At the Sixth Annual Sonoma County Kids Gran Fondo, to be held May 20 at Lucchesi Park in Petaluma, children will have the chance to help kids in Sonoma County suffering with life-threatening illnesses or disabilities. Thanks to a fun science event to follow, they will also learn about another way they can help fight childhood cancer and other diseases — they can become scientists.
In the Kids Gran Fondo, participants can challenge themselves on a 1-mile, 4-mile or 7-mile route on which they can ride a bike, run, walk or roll. The funds raised from the event go toward helping sick kids. The event will continue with a Fun Festival and STEM Fair made possible by Thermo Fisher Scientific, the presenting sponsor of the Kids Gran Fondo.

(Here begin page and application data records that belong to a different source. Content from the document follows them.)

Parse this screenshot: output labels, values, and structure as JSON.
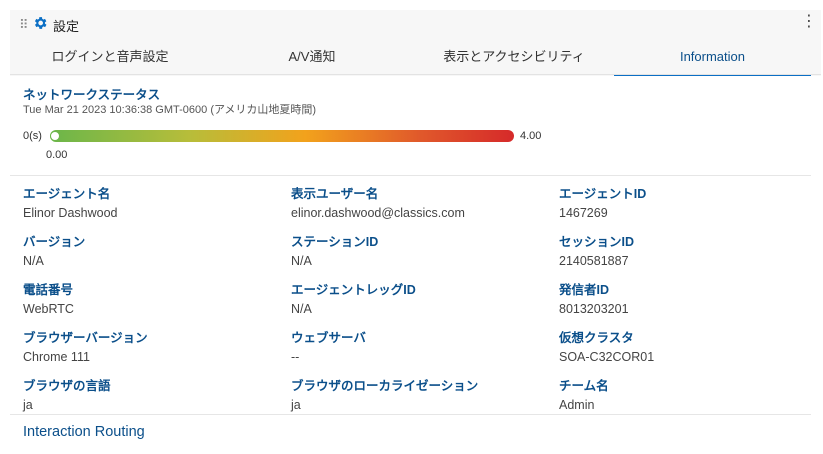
{
  "header": {
    "title": "設定",
    "tabs": [
      {
        "label": "ログインと音声設定",
        "active": false
      },
      {
        "label": "A/V通知",
        "active": false
      },
      {
        "label": "表示とアクセシビリティ",
        "active": false
      },
      {
        "label": "Information",
        "active": true
      }
    ]
  },
  "network": {
    "title": "ネットワークステータス",
    "timestamp": "Tue Mar 21 2023 10:36:38 GMT-0600 (アメリカ山地夏時間)",
    "min_label": "0(s)",
    "max_label": "4.00",
    "current_value": "0.00",
    "level": 0.0
  },
  "fields": [
    {
      "label": "エージェント名",
      "value": "Elinor Dashwood"
    },
    {
      "label": "表示ユーザー名",
      "value": "elinor.dashwood@classics.com"
    },
    {
      "label": "エージェントID",
      "value": "1467269"
    },
    {
      "label": "バージョン",
      "value": "N/A"
    },
    {
      "label": "ステーションID",
      "value": "N/A"
    },
    {
      "label": "セッションID",
      "value": "2140581887"
    },
    {
      "label": "電話番号",
      "value": "WebRTC"
    },
    {
      "label": "エージェントレッグID",
      "value": "N/A"
    },
    {
      "label": "発信者ID",
      "value": "8013203201"
    },
    {
      "label": "ブラウザーバージョン",
      "value": "Chrome 111"
    },
    {
      "label": "ウェブサーバ",
      "value": "--"
    },
    {
      "label": "仮想クラスタ",
      "value": "SOA-C32COR01"
    },
    {
      "label": "ブラウザの言語",
      "value": "ja"
    },
    {
      "label": "ブラウザのローカライゼーション",
      "value": "ja"
    },
    {
      "label": "チーム名",
      "value": "Admin"
    }
  ],
  "routing": {
    "title": "Interaction Routing"
  },
  "colors": {
    "accent": "#0b4f8a",
    "tab_underline": "#0b6fc5"
  },
  "icons": [
    "drag-handle-icon",
    "gear-icon",
    "more-vertical-icon"
  ]
}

Thermo Fisher is a multinational company with a manufacturing facility in Petaluma.
STEM stands for “science, technology, engineering and math.”

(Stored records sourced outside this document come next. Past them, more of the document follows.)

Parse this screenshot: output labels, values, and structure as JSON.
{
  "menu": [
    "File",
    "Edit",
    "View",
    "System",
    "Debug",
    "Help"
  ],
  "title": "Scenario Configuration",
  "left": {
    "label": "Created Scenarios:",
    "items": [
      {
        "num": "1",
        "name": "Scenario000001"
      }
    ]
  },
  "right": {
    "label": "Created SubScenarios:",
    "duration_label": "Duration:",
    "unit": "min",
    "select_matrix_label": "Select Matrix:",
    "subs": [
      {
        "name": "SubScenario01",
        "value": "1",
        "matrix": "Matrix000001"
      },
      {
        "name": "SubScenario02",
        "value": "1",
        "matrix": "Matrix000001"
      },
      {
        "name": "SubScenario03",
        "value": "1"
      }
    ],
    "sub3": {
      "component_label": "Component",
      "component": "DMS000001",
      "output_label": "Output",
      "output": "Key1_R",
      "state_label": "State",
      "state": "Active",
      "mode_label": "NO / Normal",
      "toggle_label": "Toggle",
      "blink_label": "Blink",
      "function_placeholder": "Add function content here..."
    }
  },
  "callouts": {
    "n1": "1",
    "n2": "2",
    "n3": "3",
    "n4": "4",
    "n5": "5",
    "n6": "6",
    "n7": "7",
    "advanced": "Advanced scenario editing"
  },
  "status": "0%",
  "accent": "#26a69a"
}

Christopher Rea, the training specialist at the facility, says including a STEM Expo at the Kids Gran Fondo makes sense. It conveys to kids that another way to fight deadly disease among children is to become disease-fighters themselves by pursuing careers in science. This message is directed especially at female and minority children, who are under-represented in the science professions.
“We try to expose kids to fundamental aspects of science by making it fun,” Rea said.
At the STEM Expo, children will have the chance to make magnetic “slime” from glue and iron shavings, in the process learning about polymers and DNA.
They will make and launch “stomp rockets,” paper missiles with various sizes of fins. The rocket is placed in an empty two-liter plastic bottle. When the kid stomps on the bottle, the rocket blasts off.
They will also learn how to extract the DNA from a strawberry by squishing the fruit and adding a solution of isopropyl alcohol that breaks down cell walls in the juice.
“The kids can see the separation of the DNA precipitate,” said Rea.
Thermo Fisher gives each participant a Science Kit Swag Bag that includes genuine laboratory goggles, an apron and gloves, as well as a special “Be STEM-Credible!” notepad and a four-color “Frog Pen” for recording experiments. At the end of the STEM Expo, there is a treasure hunt for the kids. The company, which owns Nalgene water bottles, will give the kids a Marvel Superheroes version of the bottle.
According to Rea, childhood cancers — the primary focus of the Gran Fondo fundraising effort — are different from adult cancers, but until recently little was known about genetic alterations that drive such childhood cancers. To help address the problem, Thermo Fisher has established the International Childhood Oncology Network, a resource to develop a global community of researchers who collaborate by sharing data, protocols and best practices. Members can access data sets that are uploaded by other members.
The company has also recently launched the Oncomine Childhood Cancer Research Assay. In collaboration with Children’s Hospital Los Angeles, the assay targets mutations associated with pediatric and young adult cancers by combining gene amplifications and fusions in a single panel. The assay interrogates 203 unique genes representing multiple gene classes.
Additionally, Thermo Fisher played a major role in the 2017 Nobel Prize in Chemistry. That award went to three scientists whose developments in cryo-electron microscopy have broadened the use of this technology. To achieve the breakthrough, the researchers worked with systems manufactured by Thermo Fisher.
Plan to go?
What: Fun Festival and STEM Fair at Sixth Annual Sonoma County Kids Gran Fondo
Where: Lucchesi Park, Petaluma
When: Sunday, May 20